Commissioners Court hears about DNA unit’s failures
Monday, November 14, 2016 by Caleb Pritchard
The Travis County Commissioners Court heard a lengthy briefing last week about a catastrophic failure in how DNA evidence is tested in Austin.
The 90-minute discussion was spurred by the closure of the Austin Police Department’s Forensic Services Division DNA Unit following a disastrous audit conducted by the Texas Forensic Commission in July.
That investigation uncovered contaminated test results, policies that potentially encouraged confirmation bias, and scientifically questionable protocols.
According to a document prepared by county staff, “Based upon the available information that has been processed to date, the DA’s office currently estimates that it might ultimately identify a total of approximately 3,600 cases (involving a total of approximately 3,000 defendants) that might potentially be impacted by the issues addressed in the audit reports relating to APD’s DNA lab.”
On Tuesday, Robert Smith of the District Attorney’s Office told the court, “We have about 120 defendants on the docket awaiting DNA analysis and approximately 90 of those are in custody right now. … Dismissals are starting to occur. We’re making arrangements to try to avoid that, but they are starting to occur.”
County Judge Sarah Eckhardt indicated that the court could consider taking action on the matter at a December meeting. She suggested a three-pronged approach: establishing a stakeholder group that would include city of Austin management, hiring an outside technical expert to oversee implementations of the audit’s recommendations and partnering with the city to develop a long-term strategy to guide future forensic lab governance.
Eckhardt said she would bring the item back for action during the court’s voting session on Dec. 6.
The Austin Monitor’s work is made possible by donations from the community. Though our reporting covers donors from time to time, we are careful to keep business and editorial efforts separate while maintaining transparency. A complete list of donors is available here, and our code of ethics is explained here.
Photo by School of Natural Resources from Ann Arbor (DNA lab) [CC BY 2.0], via Wikimedia Commons.
Join Your Friends and Neighbors
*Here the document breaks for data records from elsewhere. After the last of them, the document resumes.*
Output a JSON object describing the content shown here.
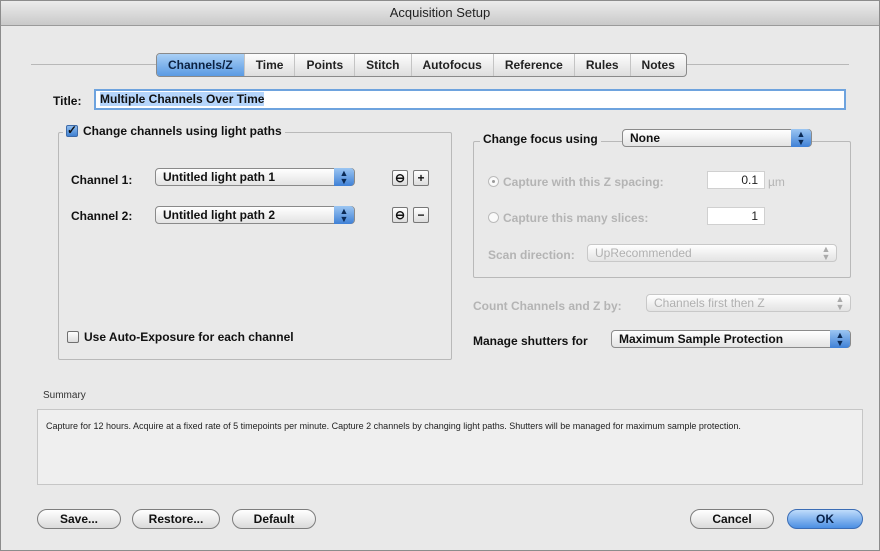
{
  "window": {
    "title": "Acquisition Setup"
  },
  "tabs": [
    {
      "label": "Channels/Z",
      "active": true
    },
    {
      "label": "Time",
      "active": false
    },
    {
      "label": "Points",
      "active": false
    },
    {
      "label": "Stitch",
      "active": false
    },
    {
      "label": "Autofocus",
      "active": false
    },
    {
      "label": "Reference",
      "active": false
    },
    {
      "label": "Rules",
      "active": false
    },
    {
      "label": "Notes",
      "active": false
    }
  ],
  "title_field": {
    "label": "Title:",
    "value": "Multiple Channels Over Time"
  },
  "channels": {
    "checkbox_label": "Change channels using light paths",
    "checked": true,
    "rows": [
      {
        "label": "Channel 1:",
        "value": "Untitled light path 1",
        "btn1": "⊖",
        "btn2": "+"
      },
      {
        "label": "Channel 2:",
        "value": "Untitled light path 2",
        "btn1": "⊖",
        "btn2": "−"
      }
    ],
    "auto_exposure_label": "Use Auto-Exposure for each channel"
  },
  "focus": {
    "label": "Change focus using",
    "value": "None",
    "z_spacing_label": "Capture with this Z spacing:",
    "z_spacing_value": "0.1",
    "z_spacing_unit": "µm",
    "slices_label": "Capture this many slices:",
    "slices_value": "1",
    "scan_direction_label": "Scan direction:",
    "scan_direction_value": "UpRecommended"
  },
  "count": {
    "label": "Count Channels and Z by:",
    "value": "Channels first then Z"
  },
  "shutters": {
    "label": "Manage shutters for",
    "value": "Maximum Sample Protection"
  },
  "summary": {
    "label": "Summary",
    "text": "Capture for 12 hours. Acquire at a fixed rate of 5 timepoints per minute. Capture 2 channels by changing light paths. Shutters will be managed for maximum sample protection."
  },
  "buttons": {
    "save": "Save...",
    "restore": "Restore...",
    "default": "Default",
    "cancel": "Cancel",
    "ok": "OK"
  }
}
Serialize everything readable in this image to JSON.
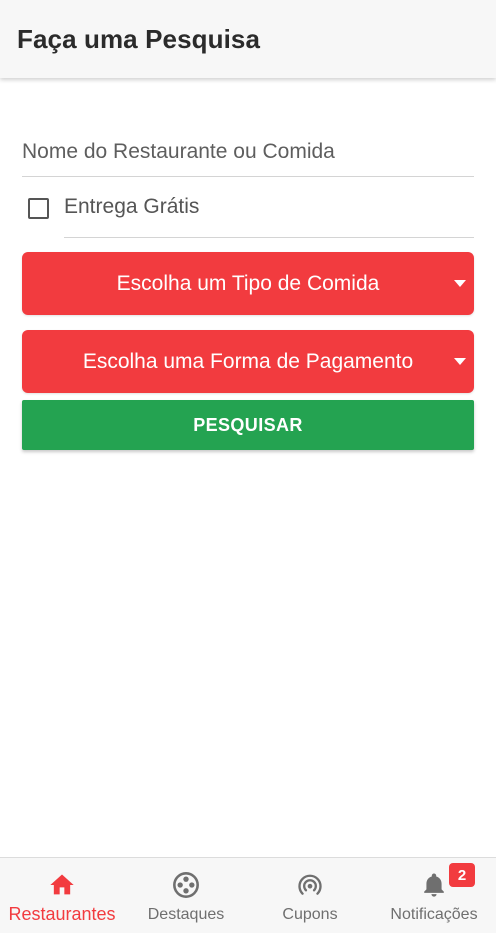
{
  "header": {
    "title": "Faça uma Pesquisa"
  },
  "search": {
    "placeholder": "Nome do Restaurante ou Comida",
    "value": ""
  },
  "free_delivery": {
    "label": "Entrega Grátis",
    "checked": false
  },
  "food_type_select": {
    "label": "Escolha um Tipo de Comida",
    "icon": "caret-down-icon"
  },
  "payment_select": {
    "label": "Escolha uma Forma de Pagamento",
    "icon": "caret-down-icon"
  },
  "search_button": {
    "label": "PESQUISAR"
  },
  "bottom_nav": {
    "items": [
      {
        "label": "Restaurantes",
        "icon": "home-icon",
        "active": true
      },
      {
        "label": "Destaques",
        "icon": "highlights-icon",
        "active": false
      },
      {
        "label": "Cupons",
        "icon": "broadcast-icon",
        "active": false
      },
      {
        "label": "Notificações",
        "icon": "bell-icon",
        "active": false,
        "badge": "2"
      }
    ]
  },
  "colors": {
    "accent": "#f23b3f",
    "success": "#24a351",
    "header_bg": "#f7f7f7"
  }
}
We're a nonprofit news organization, and we put our service to you above all else. That will never change. But public-service journalism requires community support from readers like you. Will you join your friends and neighbors to support our work and mission?